World number one Victoria Azarenka said Saturday she is injury-free and feeling no pressure ahead of her Australian Open title defence, saying Serena Williams is the player to beat.
The Belarusian top seed is defending a Grand Slam title for the first time but said she was mentally relaxed going into the opening major of the year next week at Melbourne Park.
Asked if the pressure was on, she replied: "No, not really, because I'm not here to defend, I'm here to win, to play tennis.
"That's how I look at it. You know, it's my position, my mentality going into and starting the tournament."
The 23-year-old won six WTA titles in 2012 but she was forced to withdrew from this month's Brisbane International with an infected big toe, hampering her Grand Slam build-up.
But she said she was fully recovered and excited to be back at the scene of her greatest triumph, where she crushed Maria Sharapova in the final last year.
"I'm really happy to be back and can't wait to start the tournament, you know, to get everything rolling," she said.
"I don't feel any pain when I play. I still have to tape it (the toe), but there is no problem."
Standing in her way of back-to-back Australian titles is 15-time Grand Slam champion Williams, with the pair pitted in the same half of the draw.
That sets up a potential blockbuster semi-final between the two, and Azarenka was the first to admit that the American great is the key player to beat in Melbourne.
"Yeah, I think so," she said when asked if Williams was her main obstacle, but she also said there were plenty of others looking to dethrone her.
"You know, everybody tries to beat the top players. Every time I go on the court, you feel the same way. Everybody want to take your position, be the number one player in the world.
"When I wasn't number one, I was feeling the same way. You get more excited. The job gets tougher for us, but also it's more exciting this way."
Azarenka, who won 26 straight matches at the start of 2012 on the back of her Australian title, the best start to a WTA season since Martina Hingis in 1997, said the Melbourne victory was a major confidence boost.
"It gave me a lot more self-belief," said the Monte Carlo-based right-hander.
"I always thought of myself as a really good player. That mental edge to kind of make the difference, you know, it definitely helped to bring a lot of inner confidence in yourself, knowing that you can do it.

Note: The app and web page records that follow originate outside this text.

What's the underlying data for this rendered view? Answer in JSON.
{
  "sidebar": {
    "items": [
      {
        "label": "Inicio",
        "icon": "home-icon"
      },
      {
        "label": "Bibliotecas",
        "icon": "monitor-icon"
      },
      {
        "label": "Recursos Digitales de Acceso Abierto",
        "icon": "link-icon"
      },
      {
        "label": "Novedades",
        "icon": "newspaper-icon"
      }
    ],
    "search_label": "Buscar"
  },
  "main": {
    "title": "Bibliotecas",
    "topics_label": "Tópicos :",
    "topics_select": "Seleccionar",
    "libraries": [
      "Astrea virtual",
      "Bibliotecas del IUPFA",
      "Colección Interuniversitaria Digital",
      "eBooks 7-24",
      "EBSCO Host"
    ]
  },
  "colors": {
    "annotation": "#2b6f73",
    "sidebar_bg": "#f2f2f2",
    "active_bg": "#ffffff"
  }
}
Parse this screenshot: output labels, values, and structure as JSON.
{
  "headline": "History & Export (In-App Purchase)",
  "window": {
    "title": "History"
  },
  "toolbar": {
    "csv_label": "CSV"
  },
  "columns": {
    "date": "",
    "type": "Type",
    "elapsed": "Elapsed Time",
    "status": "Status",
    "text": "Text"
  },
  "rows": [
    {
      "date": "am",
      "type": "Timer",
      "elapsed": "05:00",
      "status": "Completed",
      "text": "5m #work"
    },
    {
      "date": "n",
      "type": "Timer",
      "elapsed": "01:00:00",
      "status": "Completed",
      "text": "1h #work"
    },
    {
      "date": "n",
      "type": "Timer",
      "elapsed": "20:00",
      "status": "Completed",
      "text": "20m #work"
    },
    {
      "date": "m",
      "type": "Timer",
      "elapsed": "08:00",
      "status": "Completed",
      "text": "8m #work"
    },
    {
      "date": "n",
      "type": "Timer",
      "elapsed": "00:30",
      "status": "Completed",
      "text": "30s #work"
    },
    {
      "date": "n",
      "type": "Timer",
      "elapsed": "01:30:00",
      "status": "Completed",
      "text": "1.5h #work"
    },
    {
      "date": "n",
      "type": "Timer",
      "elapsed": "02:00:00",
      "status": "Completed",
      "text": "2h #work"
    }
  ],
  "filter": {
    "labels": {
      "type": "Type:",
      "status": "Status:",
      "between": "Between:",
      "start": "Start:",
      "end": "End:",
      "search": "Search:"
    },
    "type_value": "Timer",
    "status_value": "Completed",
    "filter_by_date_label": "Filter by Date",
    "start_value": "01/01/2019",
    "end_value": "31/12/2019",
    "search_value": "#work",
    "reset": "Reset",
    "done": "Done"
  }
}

"That feeling that I had was incredible. Since then, I want to feel it again. This is what motivates me even more every day."
She opens her title defence against Romania's Monica Niculescu.